[Extracted data entries]

****************

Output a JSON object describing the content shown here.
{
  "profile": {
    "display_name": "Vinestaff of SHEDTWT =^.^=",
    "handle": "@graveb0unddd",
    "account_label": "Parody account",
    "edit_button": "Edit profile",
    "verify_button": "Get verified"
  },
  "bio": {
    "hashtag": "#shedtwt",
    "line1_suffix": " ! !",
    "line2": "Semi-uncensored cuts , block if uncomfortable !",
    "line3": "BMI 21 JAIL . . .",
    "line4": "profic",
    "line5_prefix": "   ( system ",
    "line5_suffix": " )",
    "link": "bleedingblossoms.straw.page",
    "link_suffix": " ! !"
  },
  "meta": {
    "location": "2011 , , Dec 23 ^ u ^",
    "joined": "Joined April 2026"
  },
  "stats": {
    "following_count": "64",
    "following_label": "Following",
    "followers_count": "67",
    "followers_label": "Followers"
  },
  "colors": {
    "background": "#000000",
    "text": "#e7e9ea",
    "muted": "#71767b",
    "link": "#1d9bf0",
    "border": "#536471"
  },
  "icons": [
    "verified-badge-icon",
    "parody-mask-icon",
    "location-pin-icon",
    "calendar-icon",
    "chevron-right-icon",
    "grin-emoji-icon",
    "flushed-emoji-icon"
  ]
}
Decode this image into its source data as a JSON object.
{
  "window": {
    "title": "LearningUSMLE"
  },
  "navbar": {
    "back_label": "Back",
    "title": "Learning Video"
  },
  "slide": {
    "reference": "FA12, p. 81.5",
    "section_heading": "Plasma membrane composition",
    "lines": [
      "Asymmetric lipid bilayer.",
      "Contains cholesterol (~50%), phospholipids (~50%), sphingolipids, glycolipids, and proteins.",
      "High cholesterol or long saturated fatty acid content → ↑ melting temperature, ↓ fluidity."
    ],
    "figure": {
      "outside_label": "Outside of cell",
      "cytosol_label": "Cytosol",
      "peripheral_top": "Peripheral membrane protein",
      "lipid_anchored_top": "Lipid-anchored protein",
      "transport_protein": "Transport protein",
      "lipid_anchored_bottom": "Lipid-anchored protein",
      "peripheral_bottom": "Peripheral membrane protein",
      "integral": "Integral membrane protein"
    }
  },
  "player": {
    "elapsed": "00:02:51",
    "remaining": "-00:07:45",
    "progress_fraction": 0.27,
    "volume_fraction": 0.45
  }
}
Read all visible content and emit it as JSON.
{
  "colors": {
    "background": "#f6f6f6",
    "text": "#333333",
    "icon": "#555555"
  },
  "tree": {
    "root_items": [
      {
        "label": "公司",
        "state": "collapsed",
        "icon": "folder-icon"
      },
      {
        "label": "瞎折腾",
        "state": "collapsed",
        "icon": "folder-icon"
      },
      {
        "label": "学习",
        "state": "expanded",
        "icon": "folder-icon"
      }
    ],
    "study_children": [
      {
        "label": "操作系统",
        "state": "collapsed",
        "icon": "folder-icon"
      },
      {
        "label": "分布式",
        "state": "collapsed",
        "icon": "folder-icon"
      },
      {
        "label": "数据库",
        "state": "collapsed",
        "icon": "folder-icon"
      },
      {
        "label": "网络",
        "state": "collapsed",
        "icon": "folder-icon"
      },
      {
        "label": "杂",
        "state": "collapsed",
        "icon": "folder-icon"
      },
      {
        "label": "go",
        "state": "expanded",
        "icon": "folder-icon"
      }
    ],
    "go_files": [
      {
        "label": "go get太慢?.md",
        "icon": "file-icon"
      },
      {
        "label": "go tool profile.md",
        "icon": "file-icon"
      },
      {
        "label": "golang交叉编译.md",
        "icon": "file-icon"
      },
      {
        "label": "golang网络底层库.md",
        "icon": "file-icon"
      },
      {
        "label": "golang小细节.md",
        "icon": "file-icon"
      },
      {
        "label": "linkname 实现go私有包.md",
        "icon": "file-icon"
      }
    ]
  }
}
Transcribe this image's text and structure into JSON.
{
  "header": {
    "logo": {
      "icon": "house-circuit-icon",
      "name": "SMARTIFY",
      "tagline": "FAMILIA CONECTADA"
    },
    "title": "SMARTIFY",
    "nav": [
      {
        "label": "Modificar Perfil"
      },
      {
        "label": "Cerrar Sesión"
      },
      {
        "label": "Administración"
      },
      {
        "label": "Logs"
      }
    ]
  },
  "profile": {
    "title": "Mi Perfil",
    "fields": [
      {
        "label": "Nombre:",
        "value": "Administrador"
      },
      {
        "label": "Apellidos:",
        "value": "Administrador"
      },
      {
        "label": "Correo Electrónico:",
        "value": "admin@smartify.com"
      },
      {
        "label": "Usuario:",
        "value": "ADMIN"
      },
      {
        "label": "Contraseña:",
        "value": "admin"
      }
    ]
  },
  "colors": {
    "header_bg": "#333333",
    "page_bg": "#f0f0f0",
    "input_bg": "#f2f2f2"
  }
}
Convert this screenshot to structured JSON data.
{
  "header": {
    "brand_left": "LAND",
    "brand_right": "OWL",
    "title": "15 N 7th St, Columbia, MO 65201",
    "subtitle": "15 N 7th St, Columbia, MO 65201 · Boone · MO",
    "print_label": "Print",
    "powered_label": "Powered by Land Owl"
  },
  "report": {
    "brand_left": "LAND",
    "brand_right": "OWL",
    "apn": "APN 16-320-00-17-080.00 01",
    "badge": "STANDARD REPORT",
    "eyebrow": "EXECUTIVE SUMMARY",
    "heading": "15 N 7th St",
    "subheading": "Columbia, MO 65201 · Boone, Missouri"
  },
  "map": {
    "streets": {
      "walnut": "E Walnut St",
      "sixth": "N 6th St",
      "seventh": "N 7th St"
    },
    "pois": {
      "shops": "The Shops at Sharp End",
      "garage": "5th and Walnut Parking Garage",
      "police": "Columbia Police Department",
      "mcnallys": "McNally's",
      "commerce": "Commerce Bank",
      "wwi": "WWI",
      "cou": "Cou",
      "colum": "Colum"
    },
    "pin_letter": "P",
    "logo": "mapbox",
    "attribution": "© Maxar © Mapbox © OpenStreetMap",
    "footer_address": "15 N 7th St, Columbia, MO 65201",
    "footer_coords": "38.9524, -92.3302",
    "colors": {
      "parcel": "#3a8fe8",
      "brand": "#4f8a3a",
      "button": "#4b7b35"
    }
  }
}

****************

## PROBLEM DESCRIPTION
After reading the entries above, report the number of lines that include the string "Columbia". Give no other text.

## RESPONSE TO THE TASK
5